What you are asked to do: What is needed here is a faithful repeat of every entry, with no character changed.

Extracted data:
★ ★ ★ ★ ★
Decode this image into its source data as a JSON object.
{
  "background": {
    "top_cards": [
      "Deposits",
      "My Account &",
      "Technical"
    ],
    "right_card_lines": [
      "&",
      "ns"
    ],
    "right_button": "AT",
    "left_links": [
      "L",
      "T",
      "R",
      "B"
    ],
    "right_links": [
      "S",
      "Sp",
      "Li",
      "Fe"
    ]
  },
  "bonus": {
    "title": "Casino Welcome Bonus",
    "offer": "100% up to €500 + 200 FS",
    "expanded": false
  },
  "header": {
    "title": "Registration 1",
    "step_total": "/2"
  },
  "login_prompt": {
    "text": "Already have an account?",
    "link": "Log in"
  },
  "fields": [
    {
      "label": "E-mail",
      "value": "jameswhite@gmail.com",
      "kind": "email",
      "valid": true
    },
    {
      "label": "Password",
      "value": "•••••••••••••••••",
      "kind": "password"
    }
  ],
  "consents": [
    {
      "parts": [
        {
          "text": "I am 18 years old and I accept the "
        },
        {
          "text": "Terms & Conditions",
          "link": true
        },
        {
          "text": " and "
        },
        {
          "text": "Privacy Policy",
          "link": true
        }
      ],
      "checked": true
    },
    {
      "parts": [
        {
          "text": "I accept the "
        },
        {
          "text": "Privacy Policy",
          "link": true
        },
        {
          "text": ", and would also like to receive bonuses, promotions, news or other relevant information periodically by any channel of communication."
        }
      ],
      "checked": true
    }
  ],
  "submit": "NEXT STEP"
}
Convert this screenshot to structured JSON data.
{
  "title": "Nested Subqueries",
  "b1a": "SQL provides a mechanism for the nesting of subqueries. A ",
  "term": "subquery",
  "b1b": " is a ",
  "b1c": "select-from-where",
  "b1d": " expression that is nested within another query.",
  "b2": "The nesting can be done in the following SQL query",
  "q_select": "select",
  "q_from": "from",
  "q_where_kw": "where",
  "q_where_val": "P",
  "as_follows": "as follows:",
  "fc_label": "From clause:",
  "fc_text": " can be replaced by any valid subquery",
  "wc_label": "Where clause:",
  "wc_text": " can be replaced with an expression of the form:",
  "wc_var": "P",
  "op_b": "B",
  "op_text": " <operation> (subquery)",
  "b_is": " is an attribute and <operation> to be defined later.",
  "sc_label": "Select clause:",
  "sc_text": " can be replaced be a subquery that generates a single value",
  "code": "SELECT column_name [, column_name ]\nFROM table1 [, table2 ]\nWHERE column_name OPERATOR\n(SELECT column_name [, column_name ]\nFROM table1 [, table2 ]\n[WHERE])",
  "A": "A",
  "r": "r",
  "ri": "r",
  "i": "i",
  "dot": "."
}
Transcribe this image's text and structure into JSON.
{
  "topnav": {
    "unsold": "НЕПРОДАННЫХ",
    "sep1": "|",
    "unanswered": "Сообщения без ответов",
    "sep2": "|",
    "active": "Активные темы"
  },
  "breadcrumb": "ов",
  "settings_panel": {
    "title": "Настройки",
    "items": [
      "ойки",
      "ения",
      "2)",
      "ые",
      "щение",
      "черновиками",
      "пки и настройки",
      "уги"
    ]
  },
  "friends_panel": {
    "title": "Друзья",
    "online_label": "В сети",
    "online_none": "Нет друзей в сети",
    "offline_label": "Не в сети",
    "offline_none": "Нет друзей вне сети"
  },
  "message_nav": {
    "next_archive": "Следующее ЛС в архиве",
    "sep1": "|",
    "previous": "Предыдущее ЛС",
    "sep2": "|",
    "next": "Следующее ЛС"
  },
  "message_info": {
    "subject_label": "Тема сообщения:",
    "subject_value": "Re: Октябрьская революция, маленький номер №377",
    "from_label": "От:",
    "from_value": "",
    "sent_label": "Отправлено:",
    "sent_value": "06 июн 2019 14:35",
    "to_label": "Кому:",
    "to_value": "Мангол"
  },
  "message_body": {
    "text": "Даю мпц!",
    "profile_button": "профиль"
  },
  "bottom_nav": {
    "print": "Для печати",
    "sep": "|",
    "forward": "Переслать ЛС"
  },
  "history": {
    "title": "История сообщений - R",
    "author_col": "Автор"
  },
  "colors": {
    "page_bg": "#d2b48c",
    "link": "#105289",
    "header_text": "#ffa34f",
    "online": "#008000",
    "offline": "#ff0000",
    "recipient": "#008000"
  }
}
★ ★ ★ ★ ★
Solved problem:
Decode this image into its source data as a JSON object.
{
  "background": {
    "top_cards": [
      "Deposits",
      "My Account &",
      "Technical"
    ],
    "right_card_lines": [
      "&",
      "ns"
    ],
    "right_button": "AT",
    "left_links": [
      "L",
      "T",
      "R",
      "B"
    ],
    "right_links": [
      "S",
      "Sp",
      "Li",
      "Fe"
    ]
  },
  "bonus": {
    "title": "Casino Welcome Bonus",
    "offer": "100% up to €500 + 200 FS",
    "expanded": false
  },
  "header": {
    "title": "Registration 1",
    "step_total": "/2"
  },
  "login_prompt": {
    "text": "Already have an account?",
    "link": "Log in"
  },
  "fields": [
    {
      "label": "E-mail",
      "value": "jameswhite@gmail.com",
      "kind": "email",
      "valid": true
    },
    {
      "label": "Password",
      "value": "•••••••••••••••••",
      "kind": "password"
    }
  ],
  "consents": [
    {
      "parts": [
        {
          "text": "I am 18 years old and I accept the "
        },
        {
          "text": "Terms & Conditions",
          "link": true
        },
        {
          "text": " and "
        },
        {
          "text": "Privacy Policy",
          "link": true
        }
      ],
      "checked": true
    },
    {
      "parts": [
        {
          "text": "I accept the "
        },
        {
          "text": "Privacy Policy",
          "link": true
        },
        {
          "text": ", and would also like to receive bonuses, promotions, news or other relevant information periodically by any channel of communication."
        }
      ],
      "checked": true
    }
  ],
  "submit": "NEXT STEP"
}
Convert this screenshot to structured JSON data.
{
  "title": "Nested Subqueries",
  "b1a": "SQL provides a mechanism for the nesting of subqueries. A ",
  "term": "subquery",
  "b1b": " is a ",
  "b1c": "select-from-where",
  "b1d": " expression that is nested within another query.",
  "b2": "The nesting can be done in the following SQL query",
  "q_select": "select",
  "q_from": "from",
  "q_where_kw": "where",
  "q_where_val": "P",
  "as_follows": "as follows:",
  "fc_label": "From clause:",
  "fc_text": " can be replaced by any valid subquery",
  "wc_label": "Where clause:",
  "wc_text": " can be replaced with an expression of the form:",
  "wc_var": "P",
  "op_b": "B",
  "op_text": " <operation> (subquery)",
  "b_is": " is an attribute and <operation> to be defined later.",
  "sc_label": "Select clause:",
  "sc_text": " can be replaced be a subquery that generates a single value",
  "code": "SELECT column_name [, column_name ]\nFROM table1 [, table2 ]\nWHERE column_name OPERATOR\n(SELECT column_name [, column_name ]\nFROM table1 [, table2 ]\n[WHERE])",
  "A": "A",
  "r": "r",
  "ri": "r",
  "i": "i",
  "dot": "."
}
Transcribe this image's text and structure into JSON.
{
  "topnav": {
    "unsold": "НЕПРОДАННЫХ",
    "sep1": "|",
    "unanswered": "Сообщения без ответов",
    "sep2": "|",
    "active": "Активные темы"
  },
  "breadcrumb": "ов",
  "settings_panel": {
    "title": "Настройки",
    "items": [
      "ойки",
      "ения",
      "2)",
      "ые",
      "щение",
      "черновиками",
      "пки и настройки",
      "уги"
    ]
  },
  "friends_panel": {
    "title": "Друзья",
    "online_label": "В сети",
    "online_none": "Нет друзей в сети",
    "offline_label": "Не в сети",
    "offline_none": "Нет друзей вне сети"
  },
  "message_nav": {
    "next_archive": "Следующее ЛС в архиве",
    "sep1": "|",
    "previous": "Предыдущее ЛС",
    "sep2": "|",
    "next": "Следующее ЛС"
  },
  "message_info": {
    "subject_label": "Тема сообщения:",
    "subject_value": "Re: Октябрьская революция, маленький номер №377",
    "from_label": "От:",
    "from_value": "",
    "sent_label": "Отправлено:",
    "sent_value": "06 июн 2019 14:35",
    "to_label": "Кому:",
    "to_value": "Мангол"
  },
  "message_body": {
    "text": "Даю мпц!",
    "profile_button": "профиль"
  },
  "bottom_nav": {
    "print": "Для печати",
    "sep": "|",
    "forward": "Переслать ЛС"
  },
  "history": {
    "title": "История сообщений - R",
    "author_col": "Автор"
  },
  "colors": {
    "page_bg": "#d2b48c",
    "link": "#105289",
    "header_text": "#ffa34f",
    "online": "#008000",
    "offline": "#ff0000",
    "recipient": "#008000"
  }
}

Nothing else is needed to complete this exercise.